§ EXERCISE BRIEF: Copy, from the entries below, each line in which the string "블랙박스" appears.

§ SUPPLIED INFORMATION:
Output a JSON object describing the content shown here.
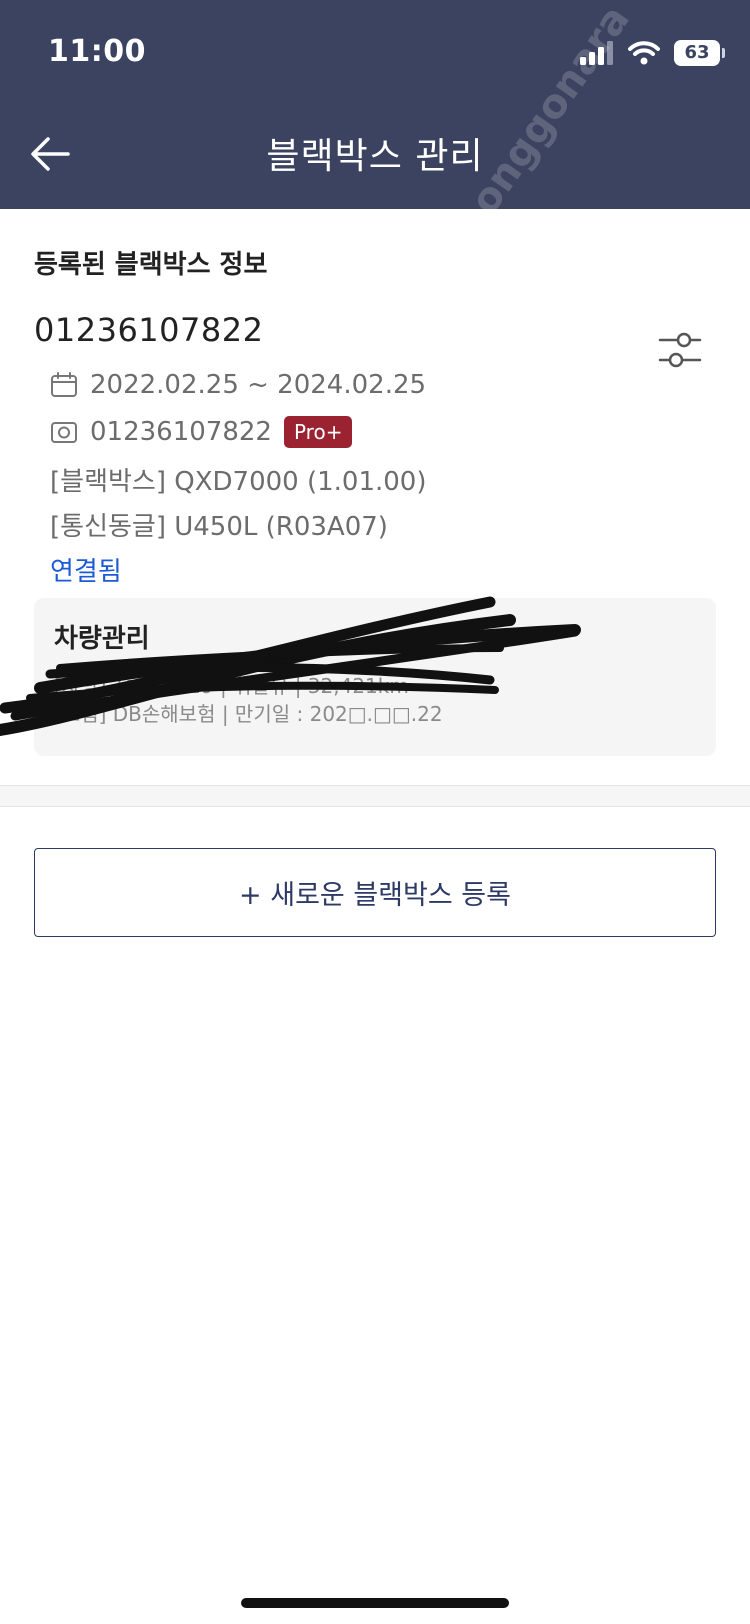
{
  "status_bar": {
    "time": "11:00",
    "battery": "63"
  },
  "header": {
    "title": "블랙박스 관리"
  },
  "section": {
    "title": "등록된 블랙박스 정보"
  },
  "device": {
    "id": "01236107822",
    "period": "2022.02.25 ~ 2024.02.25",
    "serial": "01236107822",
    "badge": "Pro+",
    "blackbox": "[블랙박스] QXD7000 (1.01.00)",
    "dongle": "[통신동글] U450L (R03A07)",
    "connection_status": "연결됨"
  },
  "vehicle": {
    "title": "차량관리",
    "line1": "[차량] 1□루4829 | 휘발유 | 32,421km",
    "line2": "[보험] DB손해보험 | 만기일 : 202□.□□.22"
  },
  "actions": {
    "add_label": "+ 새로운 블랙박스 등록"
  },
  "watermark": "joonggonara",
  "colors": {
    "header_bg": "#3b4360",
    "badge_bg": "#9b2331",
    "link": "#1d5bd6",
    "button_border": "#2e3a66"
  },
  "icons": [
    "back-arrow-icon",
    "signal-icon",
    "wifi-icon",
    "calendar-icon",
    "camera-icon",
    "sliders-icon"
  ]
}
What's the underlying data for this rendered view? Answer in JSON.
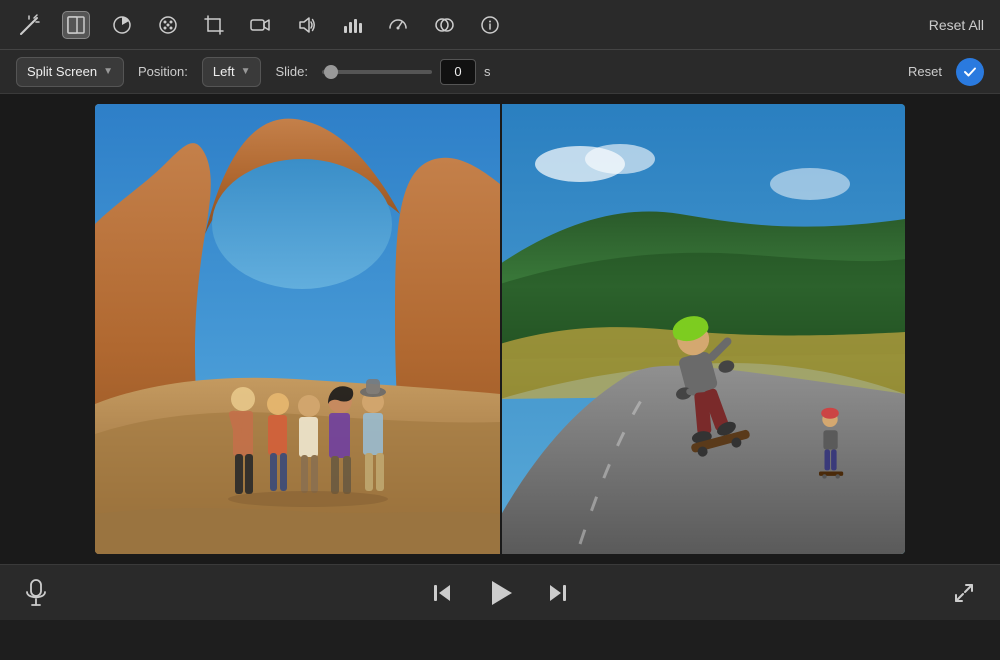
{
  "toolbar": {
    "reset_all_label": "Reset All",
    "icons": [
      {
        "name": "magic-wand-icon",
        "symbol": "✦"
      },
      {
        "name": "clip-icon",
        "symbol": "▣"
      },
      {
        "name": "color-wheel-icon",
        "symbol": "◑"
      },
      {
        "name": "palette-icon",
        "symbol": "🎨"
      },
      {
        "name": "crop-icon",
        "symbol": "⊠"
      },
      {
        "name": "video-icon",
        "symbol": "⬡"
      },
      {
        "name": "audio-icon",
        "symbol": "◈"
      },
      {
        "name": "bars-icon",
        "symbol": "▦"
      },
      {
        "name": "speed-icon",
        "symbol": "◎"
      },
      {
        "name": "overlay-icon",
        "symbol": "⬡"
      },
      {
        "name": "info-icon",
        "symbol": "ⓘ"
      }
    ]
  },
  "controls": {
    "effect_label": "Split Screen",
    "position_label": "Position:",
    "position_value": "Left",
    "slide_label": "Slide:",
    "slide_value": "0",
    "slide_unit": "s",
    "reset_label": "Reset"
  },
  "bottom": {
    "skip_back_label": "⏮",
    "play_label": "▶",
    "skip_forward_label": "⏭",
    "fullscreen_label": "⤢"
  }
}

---

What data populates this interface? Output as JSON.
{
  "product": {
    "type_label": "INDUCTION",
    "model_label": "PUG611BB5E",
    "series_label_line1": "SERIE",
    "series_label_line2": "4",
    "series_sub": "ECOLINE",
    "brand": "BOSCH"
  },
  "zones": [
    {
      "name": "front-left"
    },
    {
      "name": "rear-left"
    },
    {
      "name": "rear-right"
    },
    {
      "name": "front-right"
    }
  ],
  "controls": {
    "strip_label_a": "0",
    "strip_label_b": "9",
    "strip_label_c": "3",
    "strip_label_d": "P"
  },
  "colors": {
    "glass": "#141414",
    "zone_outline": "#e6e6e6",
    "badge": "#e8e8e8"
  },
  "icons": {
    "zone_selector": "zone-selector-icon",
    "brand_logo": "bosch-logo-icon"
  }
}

§ OUTPUT OF THE TASK:
    "title": "블랙박스 관리"
    "title": "등록된 블랙박스 정보"
    "blackbox": "[블랙박스] QXD7000 (1.01.00)",
    "add_label": "+ 새로운 블랙박스 등록"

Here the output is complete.